(TASK MATERIAL)

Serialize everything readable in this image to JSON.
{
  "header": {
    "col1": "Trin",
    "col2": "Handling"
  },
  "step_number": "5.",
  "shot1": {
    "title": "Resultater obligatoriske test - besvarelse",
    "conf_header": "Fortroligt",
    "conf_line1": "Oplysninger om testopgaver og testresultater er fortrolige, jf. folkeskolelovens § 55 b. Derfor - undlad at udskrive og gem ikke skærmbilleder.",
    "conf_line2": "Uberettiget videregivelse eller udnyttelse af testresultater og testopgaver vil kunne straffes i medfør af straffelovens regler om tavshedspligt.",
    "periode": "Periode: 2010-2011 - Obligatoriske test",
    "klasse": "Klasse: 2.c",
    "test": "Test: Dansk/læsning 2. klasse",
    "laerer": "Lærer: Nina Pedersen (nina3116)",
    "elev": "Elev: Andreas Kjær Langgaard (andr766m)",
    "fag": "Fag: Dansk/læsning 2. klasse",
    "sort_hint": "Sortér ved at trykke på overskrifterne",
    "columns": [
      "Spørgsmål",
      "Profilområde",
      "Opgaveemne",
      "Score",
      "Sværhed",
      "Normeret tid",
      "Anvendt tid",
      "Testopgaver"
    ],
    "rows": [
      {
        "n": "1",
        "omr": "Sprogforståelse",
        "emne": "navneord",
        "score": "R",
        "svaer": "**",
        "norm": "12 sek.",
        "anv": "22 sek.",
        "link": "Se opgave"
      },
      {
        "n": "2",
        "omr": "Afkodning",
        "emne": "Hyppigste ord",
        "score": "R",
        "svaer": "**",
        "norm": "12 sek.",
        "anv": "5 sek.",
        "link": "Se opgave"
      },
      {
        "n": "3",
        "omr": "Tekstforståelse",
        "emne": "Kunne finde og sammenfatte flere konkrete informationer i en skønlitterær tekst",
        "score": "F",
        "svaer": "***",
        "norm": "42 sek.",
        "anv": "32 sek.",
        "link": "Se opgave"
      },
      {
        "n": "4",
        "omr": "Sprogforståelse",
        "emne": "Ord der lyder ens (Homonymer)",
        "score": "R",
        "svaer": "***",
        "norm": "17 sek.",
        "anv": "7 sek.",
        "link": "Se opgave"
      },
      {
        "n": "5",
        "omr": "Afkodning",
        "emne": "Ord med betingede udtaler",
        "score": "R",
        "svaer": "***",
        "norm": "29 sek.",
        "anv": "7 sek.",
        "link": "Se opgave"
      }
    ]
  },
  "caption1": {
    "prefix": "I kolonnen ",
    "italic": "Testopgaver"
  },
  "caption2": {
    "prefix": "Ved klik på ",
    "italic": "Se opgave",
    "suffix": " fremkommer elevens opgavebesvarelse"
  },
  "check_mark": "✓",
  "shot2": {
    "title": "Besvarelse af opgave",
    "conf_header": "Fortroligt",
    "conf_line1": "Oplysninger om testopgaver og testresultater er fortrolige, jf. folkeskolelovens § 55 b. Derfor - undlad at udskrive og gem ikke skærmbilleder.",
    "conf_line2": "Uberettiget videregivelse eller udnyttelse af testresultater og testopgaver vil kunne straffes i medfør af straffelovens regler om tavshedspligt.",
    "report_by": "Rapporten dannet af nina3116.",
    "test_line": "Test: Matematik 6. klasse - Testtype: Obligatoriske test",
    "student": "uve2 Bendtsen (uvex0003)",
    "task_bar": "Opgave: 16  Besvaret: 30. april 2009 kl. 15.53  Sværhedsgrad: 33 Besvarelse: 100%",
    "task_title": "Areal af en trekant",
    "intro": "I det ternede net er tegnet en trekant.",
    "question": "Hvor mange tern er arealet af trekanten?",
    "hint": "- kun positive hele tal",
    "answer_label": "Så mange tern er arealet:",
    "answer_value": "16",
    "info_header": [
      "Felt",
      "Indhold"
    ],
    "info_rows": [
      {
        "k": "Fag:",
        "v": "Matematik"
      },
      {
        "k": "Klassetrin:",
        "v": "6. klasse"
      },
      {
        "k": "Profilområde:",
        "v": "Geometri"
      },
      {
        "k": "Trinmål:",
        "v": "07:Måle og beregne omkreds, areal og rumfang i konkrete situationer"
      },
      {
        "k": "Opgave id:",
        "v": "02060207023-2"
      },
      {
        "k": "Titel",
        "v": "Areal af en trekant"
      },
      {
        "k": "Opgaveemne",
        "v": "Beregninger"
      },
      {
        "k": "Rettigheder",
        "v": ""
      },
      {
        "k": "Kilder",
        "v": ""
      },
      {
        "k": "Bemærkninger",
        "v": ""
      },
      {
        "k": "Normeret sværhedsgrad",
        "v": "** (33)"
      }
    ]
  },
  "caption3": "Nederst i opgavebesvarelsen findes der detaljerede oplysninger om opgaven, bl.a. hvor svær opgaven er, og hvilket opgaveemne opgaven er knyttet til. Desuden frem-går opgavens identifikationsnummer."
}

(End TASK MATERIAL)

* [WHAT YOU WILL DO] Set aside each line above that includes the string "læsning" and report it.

* [EXERCISE SOLUTION]
    "test": "Test: Dansk/læsning 2. klasse",
    "fag": "Fag: Dansk/læsning 2. klasse",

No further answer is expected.